When venture capitalist and political activist Peter Thiel turned Hulk Hogan into a pawn to take down Gawker because of Thiel’s personal vendetta against the site, he created the precedent for a new type of media threat. Billionaires funding lawsuits unrelated to them in an attempt to silence a media organization is dangerous, and that’s why Knappenberger’s telling of this event was so important.

Similarly, when casino magnate Sheldon Adelson’s family secretly bought the Las Vegas Review-Journal — a secret uncovered by Review-Journal reporters themselves, many of whom then quit — Knappenberger demonstrated another method through which the rich and powerful can bend the media towards their needs: buying their way through anything.

“Nobody Speak” presents both of these cases in a thrilling and dramatic light, following a trail of court documents, reporters’ notes and interviews in that drip-drip drama that investigative documentaries strive for. And these stories are both extremely compelling and devastatingly tragic. Firsthand accounts of seasoned and idealistic journalists reflecting on their defeats at the hands of deep-pocketed robber barons show the perilous state of the free press.

Knappenberger takes time unpacking both Thiel and Adelson, exploring the sources of their wealth, their influence on the national and global stage and their right-wing beliefs — accurately and fairly painting them as ruthless billionaires paying for better coverage.

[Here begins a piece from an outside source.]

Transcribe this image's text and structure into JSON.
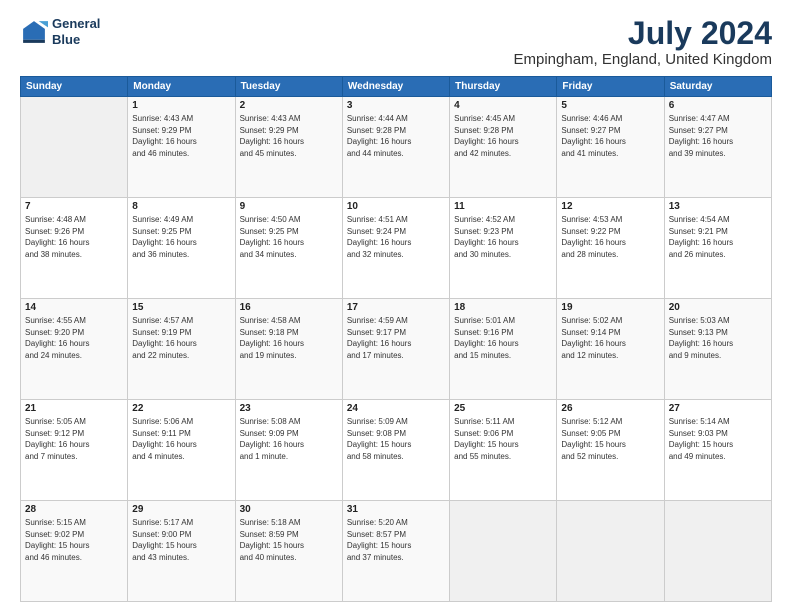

This is especially true of Adelson and his purchase of the Review-Journal, where writers were then forbidden from covering him and his business dealings.

But then Knappenberger quickly glosses over Jeff Bezos, another billionaire who purchased a major newspaper — the Washington Post — and even refers to him as a “steward” of journalism.

If Knappenberger were really trying to produce a nuanced discussion on journalism, he would discuss what makes one billionaire a “steward” and another a villain. As newspaper ad revenues plummet and then increasingly seek nontraditional funding streams, that distinction is more important than ever.

Too often, Knappenberger unnecessarily and unfairly politicizes the issues of the press. The documentary takes time to paint a detailed picture of both Thiel’s and Adelson’s ties to Donald Trump and the Republican Party, and it discusses in depth Trump’s explosive and dangerous rhetoric regarding a free and independent press.

But while Trump’s attacks against the media are public and well documented, not to mention scary, it’s reductive to only focus on right-wing personalities in this conversation.

Barack Obama, who frequently paid lip service to the news media, imprisoned more whistleblowers than all presidents before him combined, and his administration even won a ruling that stated that journalists could not refuse to testify about unnamed sources in criminal cases, according to the New York Times.

Where was that information in a documentary about threats to independent and free press? It’s a glaring and important omission.

But Knappenberger’s focus on the current president isn’t unfounded or unreasonable, and Knappenberger really hits his stride during the final section, which chronicles Donald Trump’s paranoid and tantrum-like reactions to honest coverage.

“Nobody Speak” presents the story of a media under attack by billionaires and a changing culture. But its presentation feeds directly into many of the problems it identifies. So look to this film to find an engaging view of new threats to the fourth estate and be confronted with the harrowing idea of a Hulk Hogan sex tape along the way — just don’t expect it to be completely comprehensive.

Karim Doumar is the editor in chief and president. Contact him at [email protected] and follow him on Twitter @dailycalkarim.